Difficulty Urinating: Depending on the type of surgery and its location, some individuals may experience temporary difficulty or discomfort while urinating. It is important to stay adequately hydrated and report any significant difficulties or changes in urination to your healthcare provider.

Wound Healing Issues: Occasionally, there may be challenges with wound healing, such as delayed healing or the formation of excessive scar tissue. If you notice slow or abnormal healing, or if the wound becomes increasingly painful, consult your healthcare provider for evaluation and guidance.

Vigilance and Communication

Post-surgery, it is crucial to closely monitor the surgical site and your overall well-being. Pay attention to any changes, such as increased redness, swelling, or discharge, as these may be signs of infection. Additionally, maintain open communication with your healthcare provider and promptly report any concerns or unexpected symptoms.

Resuming Sexual Activity

It is important to follow your healthcare provider’s guidelines on when it is safe to resume sexual activity after surgery. Engaging in sexual activity too soon can put stress on the surgical site, potentially leading to complications such as wound reopening or delayed healing.

Your healthcare provider will provide specific instructions based on the type of surgery and your circumstances.

Every surgical procedure and individual’s recovery is unique. It is crucial to closely follow your healthcare provider’s postoperative instructions, attend follow-up appointments as scheduled, and seek medical advice promptly if you have any concerns or experience any unusual symptoms.

Proper postoperative care can significantly contribute to a smooth recovery and minimize the risk of complications.

Alternative Treatments and Natural Remedies

PENIS FRENULUM Alternative Treatments and Natural Remedies

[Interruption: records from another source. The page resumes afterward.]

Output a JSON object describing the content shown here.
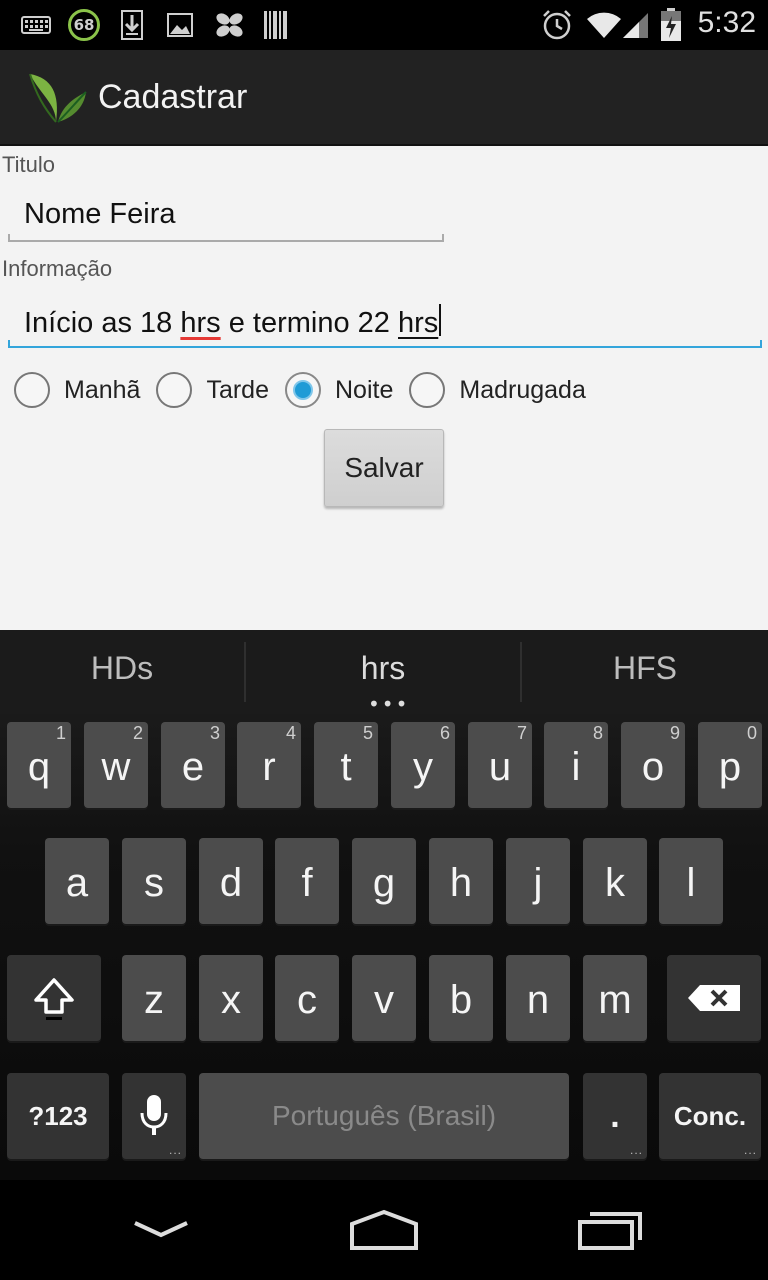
{
  "status_bar": {
    "time": "5:32",
    "battery_badge": "68",
    "icons": [
      "keyboard-icon",
      "battery-badge",
      "download-icon",
      "image-icon",
      "pinwheel-icon",
      "barcode-icon",
      "alarm-icon",
      "wifi-icon",
      "signal-icon",
      "battery-icon"
    ]
  },
  "action_bar": {
    "title": "Cadastrar",
    "logo": "leaf-logo-icon"
  },
  "form": {
    "titulo_label": "Titulo",
    "titulo_value": "Nome Feira",
    "info_label": "Informação",
    "info_value_part1": "Início as 18 ",
    "info_value_spell": "hrs",
    "info_value_part2": " e termino 22 ",
    "info_value_current": "hrs",
    "radios": [
      {
        "label": "Manhã",
        "checked": false
      },
      {
        "label": "Tarde",
        "checked": false
      },
      {
        "label": "Noite",
        "checked": true
      },
      {
        "label": "Madrugada",
        "checked": false
      }
    ],
    "save_label": "Salvar"
  },
  "keyboard": {
    "suggestions": [
      "HDs",
      "hrs",
      "HFS"
    ],
    "row1": [
      {
        "ch": "q",
        "num": "1"
      },
      {
        "ch": "w",
        "num": "2"
      },
      {
        "ch": "e",
        "num": "3"
      },
      {
        "ch": "r",
        "num": "4"
      },
      {
        "ch": "t",
        "num": "5"
      },
      {
        "ch": "y",
        "num": "6"
      },
      {
        "ch": "u",
        "num": "7"
      },
      {
        "ch": "i",
        "num": "8"
      },
      {
        "ch": "o",
        "num": "9"
      },
      {
        "ch": "p",
        "num": "0"
      }
    ],
    "row2": [
      "a",
      "s",
      "d",
      "f",
      "g",
      "h",
      "j",
      "k",
      "l"
    ],
    "row3": [
      "z",
      "x",
      "c",
      "v",
      "b",
      "n",
      "m"
    ],
    "symbols_label": "?123",
    "space_label": "Português (Brasil)",
    "period_label": ".",
    "done_label": "Conc.",
    "accent_color": "#33a5db"
  },
  "nav_bar": {
    "icons": [
      "back-chevron-icon",
      "home-icon",
      "recents-icon"
    ]
  }
}
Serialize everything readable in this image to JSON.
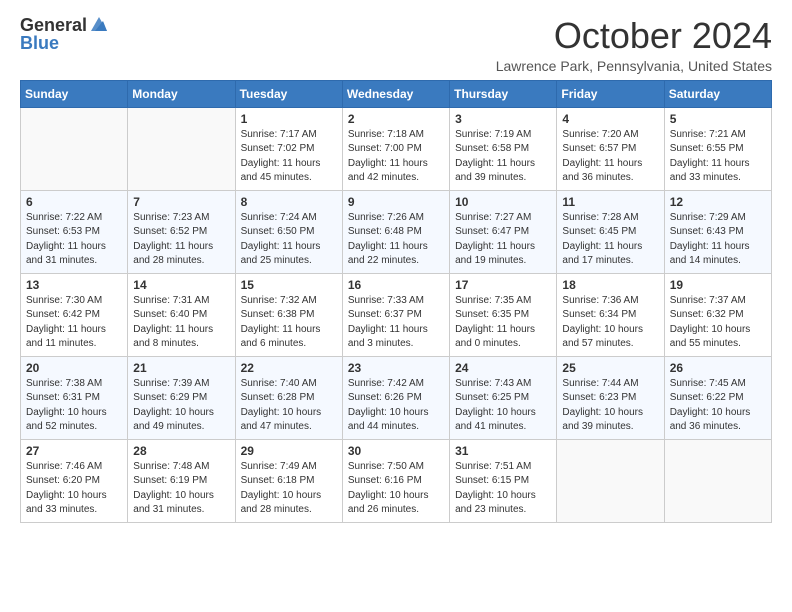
{
  "logo": {
    "general": "General",
    "blue": "Blue"
  },
  "title": "October 2024",
  "location": "Lawrence Park, Pennsylvania, United States",
  "weekdays": [
    "Sunday",
    "Monday",
    "Tuesday",
    "Wednesday",
    "Thursday",
    "Friday",
    "Saturday"
  ],
  "weeks": [
    [
      {
        "day": "",
        "sunrise": "",
        "sunset": "",
        "daylight": ""
      },
      {
        "day": "",
        "sunrise": "",
        "sunset": "",
        "daylight": ""
      },
      {
        "day": "1",
        "sunrise": "Sunrise: 7:17 AM",
        "sunset": "Sunset: 7:02 PM",
        "daylight": "Daylight: 11 hours and 45 minutes."
      },
      {
        "day": "2",
        "sunrise": "Sunrise: 7:18 AM",
        "sunset": "Sunset: 7:00 PM",
        "daylight": "Daylight: 11 hours and 42 minutes."
      },
      {
        "day": "3",
        "sunrise": "Sunrise: 7:19 AM",
        "sunset": "Sunset: 6:58 PM",
        "daylight": "Daylight: 11 hours and 39 minutes."
      },
      {
        "day": "4",
        "sunrise": "Sunrise: 7:20 AM",
        "sunset": "Sunset: 6:57 PM",
        "daylight": "Daylight: 11 hours and 36 minutes."
      },
      {
        "day": "5",
        "sunrise": "Sunrise: 7:21 AM",
        "sunset": "Sunset: 6:55 PM",
        "daylight": "Daylight: 11 hours and 33 minutes."
      }
    ],
    [
      {
        "day": "6",
        "sunrise": "Sunrise: 7:22 AM",
        "sunset": "Sunset: 6:53 PM",
        "daylight": "Daylight: 11 hours and 31 minutes."
      },
      {
        "day": "7",
        "sunrise": "Sunrise: 7:23 AM",
        "sunset": "Sunset: 6:52 PM",
        "daylight": "Daylight: 11 hours and 28 minutes."
      },
      {
        "day": "8",
        "sunrise": "Sunrise: 7:24 AM",
        "sunset": "Sunset: 6:50 PM",
        "daylight": "Daylight: 11 hours and 25 minutes."
      },
      {
        "day": "9",
        "sunrise": "Sunrise: 7:26 AM",
        "sunset": "Sunset: 6:48 PM",
        "daylight": "Daylight: 11 hours and 22 minutes."
      },
      {
        "day": "10",
        "sunrise": "Sunrise: 7:27 AM",
        "sunset": "Sunset: 6:47 PM",
        "daylight": "Daylight: 11 hours and 19 minutes."
      },
      {
        "day": "11",
        "sunrise": "Sunrise: 7:28 AM",
        "sunset": "Sunset: 6:45 PM",
        "daylight": "Daylight: 11 hours and 17 minutes."
      },
      {
        "day": "12",
        "sunrise": "Sunrise: 7:29 AM",
        "sunset": "Sunset: 6:43 PM",
        "daylight": "Daylight: 11 hours and 14 minutes."
      }
    ],
    [
      {
        "day": "13",
        "sunrise": "Sunrise: 7:30 AM",
        "sunset": "Sunset: 6:42 PM",
        "daylight": "Daylight: 11 hours and 11 minutes."
      },
      {
        "day": "14",
        "sunrise": "Sunrise: 7:31 AM",
        "sunset": "Sunset: 6:40 PM",
        "daylight": "Daylight: 11 hours and 8 minutes."
      },
      {
        "day": "15",
        "sunrise": "Sunrise: 7:32 AM",
        "sunset": "Sunset: 6:38 PM",
        "daylight": "Daylight: 11 hours and 6 minutes."
      },
      {
        "day": "16",
        "sunrise": "Sunrise: 7:33 AM",
        "sunset": "Sunset: 6:37 PM",
        "daylight": "Daylight: 11 hours and 3 minutes."
      },
      {
        "day": "17",
        "sunrise": "Sunrise: 7:35 AM",
        "sunset": "Sunset: 6:35 PM",
        "daylight": "Daylight: 11 hours and 0 minutes."
      },
      {
        "day": "18",
        "sunrise": "Sunrise: 7:36 AM",
        "sunset": "Sunset: 6:34 PM",
        "daylight": "Daylight: 10 hours and 57 minutes."
      },
      {
        "day": "19",
        "sunrise": "Sunrise: 7:37 AM",
        "sunset": "Sunset: 6:32 PM",
        "daylight": "Daylight: 10 hours and 55 minutes."
      }
    ],
    [
      {
        "day": "20",
        "sunrise": "Sunrise: 7:38 AM",
        "sunset": "Sunset: 6:31 PM",
        "daylight": "Daylight: 10 hours and 52 minutes."
      },
      {
        "day": "21",
        "sunrise": "Sunrise: 7:39 AM",
        "sunset": "Sunset: 6:29 PM",
        "daylight": "Daylight: 10 hours and 49 minutes."
      },
      {
        "day": "22",
        "sunrise": "Sunrise: 7:40 AM",
        "sunset": "Sunset: 6:28 PM",
        "daylight": "Daylight: 10 hours and 47 minutes."
      },
      {
        "day": "23",
        "sunrise": "Sunrise: 7:42 AM",
        "sunset": "Sunset: 6:26 PM",
        "daylight": "Daylight: 10 hours and 44 minutes."
      },
      {
        "day": "24",
        "sunrise": "Sunrise: 7:43 AM",
        "sunset": "Sunset: 6:25 PM",
        "daylight": "Daylight: 10 hours and 41 minutes."
      },
      {
        "day": "25",
        "sunrise": "Sunrise: 7:44 AM",
        "sunset": "Sunset: 6:23 PM",
        "daylight": "Daylight: 10 hours and 39 minutes."
      },
      {
        "day": "26",
        "sunrise": "Sunrise: 7:45 AM",
        "sunset": "Sunset: 6:22 PM",
        "daylight": "Daylight: 10 hours and 36 minutes."
      }
    ],
    [
      {
        "day": "27",
        "sunrise": "Sunrise: 7:46 AM",
        "sunset": "Sunset: 6:20 PM",
        "daylight": "Daylight: 10 hours and 33 minutes."
      },
      {
        "day": "28",
        "sunrise": "Sunrise: 7:48 AM",
        "sunset": "Sunset: 6:19 PM",
        "daylight": "Daylight: 10 hours and 31 minutes."
      },
      {
        "day": "29",
        "sunrise": "Sunrise: 7:49 AM",
        "sunset": "Sunset: 6:18 PM",
        "daylight": "Daylight: 10 hours and 28 minutes."
      },
      {
        "day": "30",
        "sunrise": "Sunrise: 7:50 AM",
        "sunset": "Sunset: 6:16 PM",
        "daylight": "Daylight: 10 hours and 26 minutes."
      },
      {
        "day": "31",
        "sunrise": "Sunrise: 7:51 AM",
        "sunset": "Sunset: 6:15 PM",
        "daylight": "Daylight: 10 hours and 23 minutes."
      },
      {
        "day": "",
        "sunrise": "",
        "sunset": "",
        "daylight": ""
      },
      {
        "day": "",
        "sunrise": "",
        "sunset": "",
        "daylight": ""
      }
    ]
  ]
}
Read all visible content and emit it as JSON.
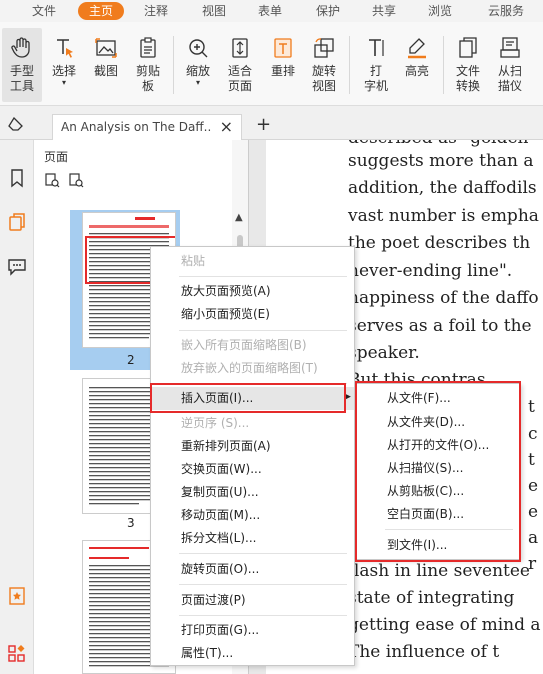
{
  "menu_tabs": [
    "文件",
    "主页",
    "注释",
    "视图",
    "表单",
    "保护",
    "共享",
    "浏览",
    "云服务"
  ],
  "active_tab": "主页",
  "ribbon": {
    "hand_tool": "手型\n工具",
    "select": "选择",
    "screenshot": "截图",
    "clipboard": "剪贴\n板",
    "zoom": "缩放",
    "fit_page": "适合\n页面",
    "reflow": "重排",
    "rotate_view": "旋转\n视图",
    "typewriter": "打\n字机",
    "highlight": "高亮",
    "file_convert": "文件\n转换",
    "from_scanner": "从扫\n描仪"
  },
  "document_tab": {
    "title": "An Analysis on The Daff...",
    "close": "×",
    "new_tab": "+"
  },
  "pages_panel": {
    "title": "页面",
    "page_numbers": [
      "2",
      "3"
    ]
  },
  "document_text": [
    "described as \"golden\"",
    "suggests more than a",
    "addition, the daffodils",
    "vast number is empha",
    "the poet describes th",
    "never-ending line\". ",
    "happiness of the daffo",
    "serves as a foil to the",
    "speaker.",
    "  But this contras",
    "t",
    "c",
    "t",
    "e",
    "e",
    "a",
    "r",
    "flash in line seventee",
    "state of integrating",
    "getting ease of mind a",
    "  The influence of t"
  ],
  "context_menu": {
    "items": [
      {
        "label": "粘贴",
        "disabled": true
      },
      {
        "label": "放大页面预览(A)",
        "disabled": false
      },
      {
        "label": "缩小页面预览(E)",
        "disabled": false
      },
      {
        "label": "嵌入所有页面缩略图(B)",
        "disabled": true
      },
      {
        "label": "放弃嵌入的页面缩略图(T)",
        "disabled": true
      },
      {
        "label": "插入页面(I)...",
        "disabled": false,
        "hover": true,
        "has_submenu": true
      },
      {
        "label": "逆页序 (S)...",
        "disabled": true
      },
      {
        "label": "重新排列页面(A)",
        "disabled": false
      },
      {
        "label": "交换页面(W)...",
        "disabled": false
      },
      {
        "label": "复制页面(U)...",
        "disabled": false
      },
      {
        "label": "移动页面(M)...",
        "disabled": false
      },
      {
        "label": "拆分文档(L)...",
        "disabled": false
      },
      {
        "label": "旋转页面(O)...",
        "disabled": false
      },
      {
        "label": "页面过渡(P)",
        "disabled": false
      },
      {
        "label": "打印页面(G)...",
        "disabled": false
      },
      {
        "label": "属性(T)...",
        "disabled": false
      }
    ]
  },
  "submenu": {
    "items": [
      "从文件(F)...",
      "从文件夹(D)...",
      "从打开的文件(O)...",
      "从扫描仪(S)...",
      "从剪贴板(C)...",
      "空白页面(B)...",
      "到文件(I)..."
    ]
  },
  "colors": {
    "accent": "#f07c1d",
    "selection": "#a6cdf0",
    "highlight_box": "#e52a2a"
  }
}
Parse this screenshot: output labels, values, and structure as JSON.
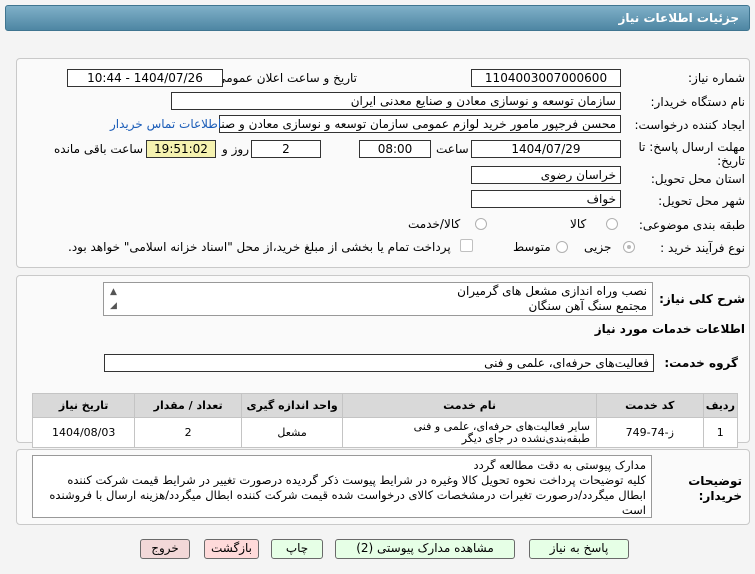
{
  "header": {
    "title": "جزئیات اطلاعات نیاز"
  },
  "fields": {
    "need_number_label": "شماره نیاز:",
    "need_number": "1104003007000600",
    "announce_label": "تاریخ و ساعت اعلان عمومی:",
    "announce_value": "1404/07/26 - 10:44",
    "buyer_org_label": "نام دستگاه خریدار:",
    "buyer_org": "سازمان توسعه و نوسازی معادن و صنایع معدنی ایران",
    "creator_label": "ایجاد کننده درخواست:",
    "creator": "محسن فرجپور مامور خرید لوازم عمومی سازمان توسعه و نوسازی معادن و صنایع معدنی ایران",
    "contact_link": "اطلاعات تماس خریدار",
    "deadline_label": "مهلت ارسال پاسخ: تا تاریخ:",
    "deadline_date": "1404/07/29",
    "time_label": "ساعت",
    "deadline_time": "08:00",
    "days_count": "2",
    "days_label": "روز و",
    "remaining_time": "19:51:02",
    "remaining_label": "ساعت باقی مانده",
    "province_label": "استان محل تحویل:",
    "province": "خراسان رضوی",
    "city_label": "شهر محل تحویل:",
    "city": "خواف",
    "category_label": "طبقه بندی موضوعی:",
    "category_options": [
      "کالا",
      "کالا/خدمت"
    ],
    "process_label": "نوع فرآیند خرید :",
    "process_options": [
      "جزیی",
      "متوسط"
    ],
    "payment_note": "پرداخت تمام یا بخشی از مبلغ خرید،از محل \"اسناد خزانه اسلامی\" خواهد بود."
  },
  "description": {
    "label": "شرح کلی نیاز:",
    "line1": "نصب وراه اندازی مشعل های گرمیران",
    "line2": "مجتمع سنگ آهن سنگان"
  },
  "services": {
    "section_title": "اطلاعات خدمات مورد نیاز",
    "group_label": "گروه خدمت:",
    "group_value": "فعالیت‌های حرفه‌ای، علمی و فنی",
    "table": {
      "headers": [
        "ردیف",
        "کد خدمت",
        "نام خدمت",
        "واحد اندازه گیری",
        "تعداد / مقدار",
        "تاریخ نیاز"
      ],
      "rows": [
        [
          "1",
          "ز-74-749",
          "سایر فعالیت‌های حرفه‌ای، علمی و فنی طبقه‌بندی‌نشده در جای دیگر",
          "مشعل",
          "2",
          "1404/08/03"
        ]
      ]
    }
  },
  "buyer_notes": {
    "label": "توضیحات خریدار:",
    "text": "مدارک پیوستی به دقت مطالعه گردد\nکلیه توضیحات پرداخت نحوه تحویل کالا وغیره در شرایط پیوست ذکر گردیده درصورت تغییر در شرایط  قیمت شرکت کننده ابطال میگردد/درصورت تغیرات درمشخصات کالای درخواست شده قیمت شرکت کننده ابطال میگردد/هزینه ارسال با فروشنده است"
  },
  "buttons": {
    "reply": "پاسخ به نیاز",
    "attachments": "مشاهده مدارک پیوستی (2)",
    "print": "چاپ",
    "back": "بازگشت",
    "exit": "خروج"
  }
}
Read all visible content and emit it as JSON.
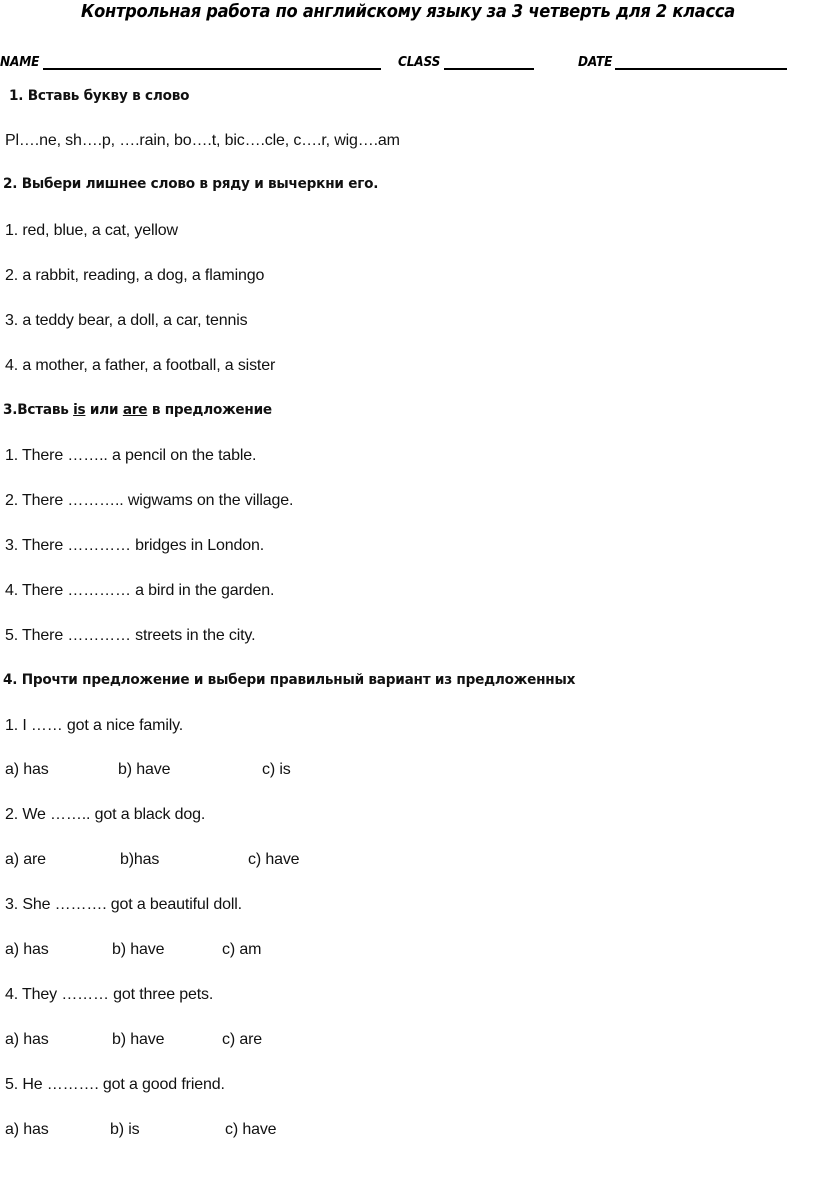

In addition to conventional treatments, some people opt for alternative therapies for frenulum conditions. While there is no strong scientific evidence supporting their effectiveness, some individuals report relief from symptoms.

For instance, using aloe vera or coconut oil can help moisturize the skin and may assist with mild stretching exercises. There are also a few self-care practices that can help prevent conditions or alleviate symptoms.

These include maintaining good genital hygiene, using a lubricant during sexual activity to reduce friction, and wearing comfortable, non-restrictive underwear. However, it’s essential to remember that these remedies should not replace a consultation with a healthcare provider.

If you’re experiencing symptoms related to the frenulum, seek professional advice before trying any alternative treatment or natural remedy.


Can these conditions be a sign of other underlying health issues?

While frenulum conditions are typically benign, they can sometimes be associated with other conditions like infections or inflammation.

How long does it take to heal after surgery?

The healing time can vary, but it usually takes a few weeks to heal completely after surgery.

Are these conditions common?

Yes, these conditions are relatively common and can occur in individuals of all ages.

Can they impact fertility or reproductive health?

These conditions typically do not directly impact fertility or reproductive health. However, underlying conditions associated with the frenulum, such as infections, may indirectly affect fertility if left untreated.

What medications are used as a treatment?

Topical creams or ointments containing corticosteroids or antibiotics may be prescribed for certain conditions.


Penis Frenulum

The penis frenulum, often overlooked and misunderstood, plays an essential role in male sexual health. It’s crucial to understand its functions, be aware of the common diseases that may affect it, and know the treatment options available.

From conservative approaches and medication to surgical interventions, there are many ways to manage and treat these conditions. It’s important to remember, though, that self-diagnosis and treatment can often lead to further complications. Always seek professional medical advice if you have concerns related to the frenulum or other aspects of sexual health.

The knowledge you gain about your body empowers you to take better care of it. With that in mind, we hope this comprehensive guide has been informative and useful. Here’s to a healthier, happier you!